ANKARA -- "A Strangeness in My Mind" is about what it means to be a poor, ordinary Turk, buffeted by the winds of modern politics and traditional mores. It is detailed, intimate, but it is also universal, dealing with emotions like shame, ambition, love and grief, and what it feels like to belong. This is not an intentionally political novel, but if there is a political message, this is it: Turkey needs to recognize its universals, not its differences. Saturday's bombing in Ankara showed us that, with devastating effect.
I have been full of anticipation for this essential biography of one of the most colorful men of letters of the second half of the twentieth century: Vidal lived the kind of explosive, interconnected, indispensable literary life--without which the shape of American letters would have been different--that feels altogether extinct now.
The Kennedy Connection was a cleverly written, suspenseful page turner in the best sense and Shooting for the Stars is its' worthy successor.

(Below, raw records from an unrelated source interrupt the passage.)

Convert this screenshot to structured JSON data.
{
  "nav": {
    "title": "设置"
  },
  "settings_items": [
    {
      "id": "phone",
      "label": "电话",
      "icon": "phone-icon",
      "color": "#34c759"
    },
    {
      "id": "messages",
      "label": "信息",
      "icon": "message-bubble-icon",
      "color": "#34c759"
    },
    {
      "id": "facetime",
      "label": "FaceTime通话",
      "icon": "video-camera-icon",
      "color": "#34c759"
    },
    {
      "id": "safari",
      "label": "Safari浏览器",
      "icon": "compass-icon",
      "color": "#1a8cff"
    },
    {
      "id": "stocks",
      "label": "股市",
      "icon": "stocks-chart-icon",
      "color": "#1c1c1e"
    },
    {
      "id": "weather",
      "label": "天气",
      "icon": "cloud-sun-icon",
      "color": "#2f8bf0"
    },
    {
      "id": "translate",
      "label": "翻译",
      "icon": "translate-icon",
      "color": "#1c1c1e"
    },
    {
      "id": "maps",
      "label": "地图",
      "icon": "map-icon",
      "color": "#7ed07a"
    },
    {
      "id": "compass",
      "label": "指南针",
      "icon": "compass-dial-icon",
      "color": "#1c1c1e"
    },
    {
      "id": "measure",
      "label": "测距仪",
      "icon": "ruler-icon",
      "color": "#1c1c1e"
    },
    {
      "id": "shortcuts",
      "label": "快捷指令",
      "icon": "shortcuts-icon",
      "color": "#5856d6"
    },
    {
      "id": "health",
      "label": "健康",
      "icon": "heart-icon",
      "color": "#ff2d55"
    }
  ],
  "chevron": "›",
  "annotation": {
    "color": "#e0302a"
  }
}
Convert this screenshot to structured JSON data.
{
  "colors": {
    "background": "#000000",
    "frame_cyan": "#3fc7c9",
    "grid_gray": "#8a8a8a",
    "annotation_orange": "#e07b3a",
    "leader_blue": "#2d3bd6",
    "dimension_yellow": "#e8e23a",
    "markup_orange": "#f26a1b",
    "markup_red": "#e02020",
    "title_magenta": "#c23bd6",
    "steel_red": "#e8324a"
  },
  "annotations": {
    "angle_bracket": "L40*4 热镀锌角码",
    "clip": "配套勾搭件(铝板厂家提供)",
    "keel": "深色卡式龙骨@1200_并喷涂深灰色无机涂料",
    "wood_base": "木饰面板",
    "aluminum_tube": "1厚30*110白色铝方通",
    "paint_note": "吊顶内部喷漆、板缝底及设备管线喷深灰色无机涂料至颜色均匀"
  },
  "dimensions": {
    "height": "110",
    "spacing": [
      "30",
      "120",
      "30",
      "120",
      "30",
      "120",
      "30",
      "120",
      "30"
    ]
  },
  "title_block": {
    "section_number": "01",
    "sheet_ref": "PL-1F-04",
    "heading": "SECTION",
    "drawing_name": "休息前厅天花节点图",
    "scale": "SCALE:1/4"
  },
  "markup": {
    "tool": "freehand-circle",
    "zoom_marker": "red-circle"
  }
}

In this saga, Malloy is thrown into the sleazy, headline-grabbing world of a prime-time TV newsmagazine when he joins forces with a beautiful reporter who has uncovered answers long buried that lead to the solving of a cold case from decades before.